-- Opening Marker --
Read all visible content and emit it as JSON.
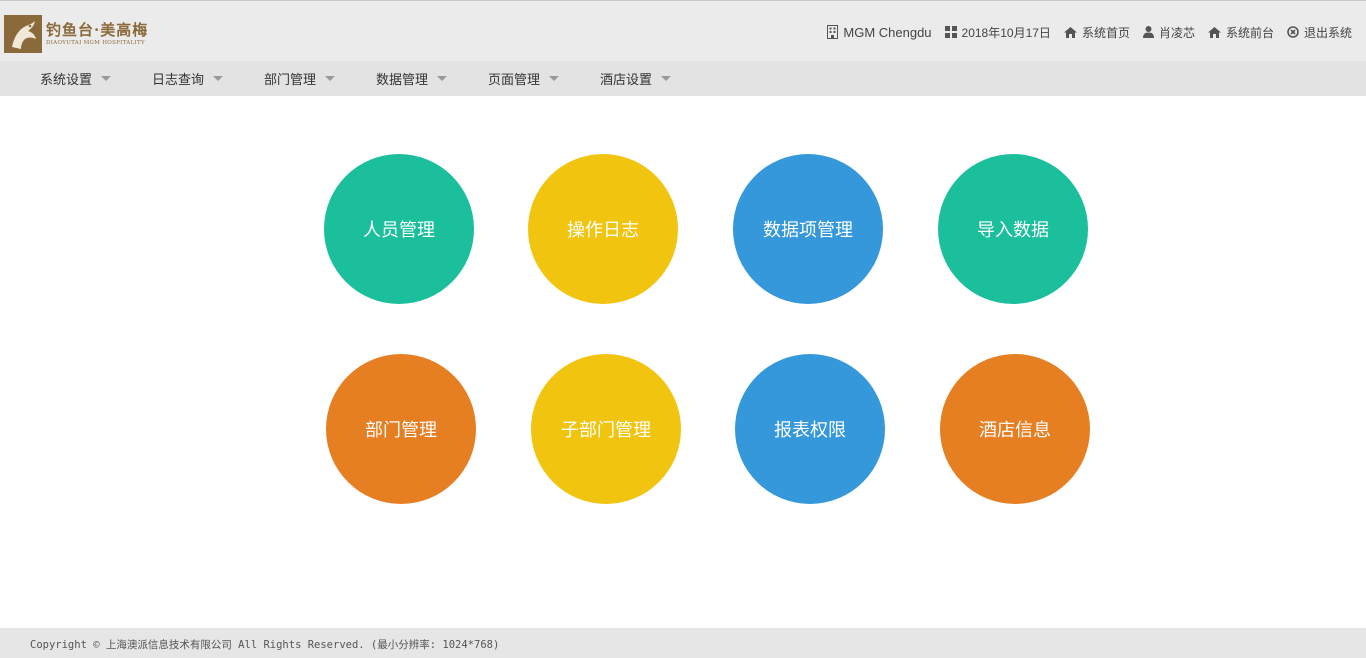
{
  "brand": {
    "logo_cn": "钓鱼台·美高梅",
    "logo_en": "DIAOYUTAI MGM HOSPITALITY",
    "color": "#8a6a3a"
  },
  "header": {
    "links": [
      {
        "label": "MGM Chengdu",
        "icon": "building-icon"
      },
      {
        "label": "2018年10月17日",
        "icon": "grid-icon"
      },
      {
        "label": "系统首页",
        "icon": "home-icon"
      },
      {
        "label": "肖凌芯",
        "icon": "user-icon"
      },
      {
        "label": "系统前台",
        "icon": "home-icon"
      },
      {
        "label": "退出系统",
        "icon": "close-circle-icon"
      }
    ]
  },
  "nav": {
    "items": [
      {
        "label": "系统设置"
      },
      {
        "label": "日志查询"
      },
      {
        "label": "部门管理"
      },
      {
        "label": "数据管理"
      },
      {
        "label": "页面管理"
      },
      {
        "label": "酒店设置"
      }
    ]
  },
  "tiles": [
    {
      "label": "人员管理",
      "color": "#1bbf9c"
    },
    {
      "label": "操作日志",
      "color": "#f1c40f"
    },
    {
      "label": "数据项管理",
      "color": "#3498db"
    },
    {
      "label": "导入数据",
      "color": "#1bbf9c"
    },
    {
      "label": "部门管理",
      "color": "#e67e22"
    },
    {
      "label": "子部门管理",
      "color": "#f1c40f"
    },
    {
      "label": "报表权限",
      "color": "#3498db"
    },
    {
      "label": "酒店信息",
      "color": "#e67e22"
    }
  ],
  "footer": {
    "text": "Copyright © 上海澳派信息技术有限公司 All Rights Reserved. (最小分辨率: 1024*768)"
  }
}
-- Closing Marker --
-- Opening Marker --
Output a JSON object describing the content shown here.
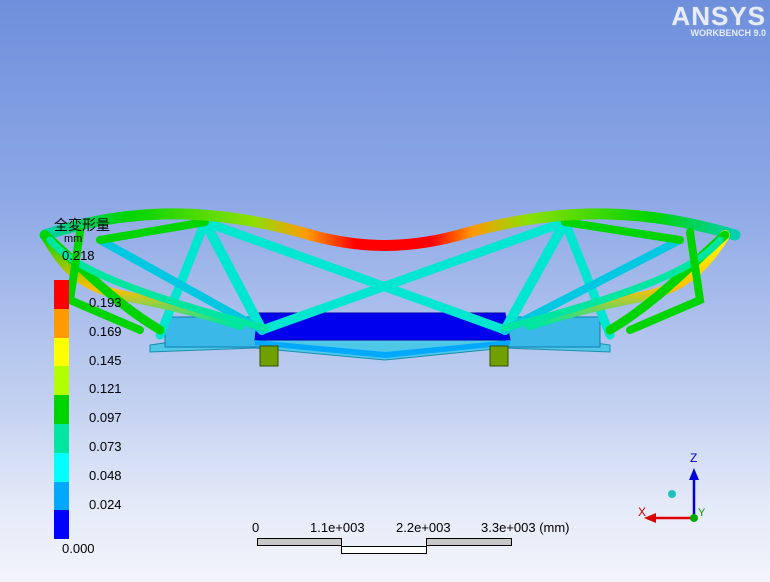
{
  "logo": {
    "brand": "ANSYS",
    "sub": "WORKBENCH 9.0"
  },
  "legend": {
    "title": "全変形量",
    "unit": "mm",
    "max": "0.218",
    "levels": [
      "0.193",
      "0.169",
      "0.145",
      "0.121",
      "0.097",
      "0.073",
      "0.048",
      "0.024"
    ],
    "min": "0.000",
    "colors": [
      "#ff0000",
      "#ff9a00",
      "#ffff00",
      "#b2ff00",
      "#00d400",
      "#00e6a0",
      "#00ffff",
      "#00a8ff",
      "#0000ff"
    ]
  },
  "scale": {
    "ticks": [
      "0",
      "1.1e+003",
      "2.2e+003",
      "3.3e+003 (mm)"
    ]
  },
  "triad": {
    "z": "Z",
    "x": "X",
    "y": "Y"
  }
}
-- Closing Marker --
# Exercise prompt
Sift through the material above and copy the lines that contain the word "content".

# Answer area
Read all visible content and emit it as JSON.
Output a JSON object describing the content shown here.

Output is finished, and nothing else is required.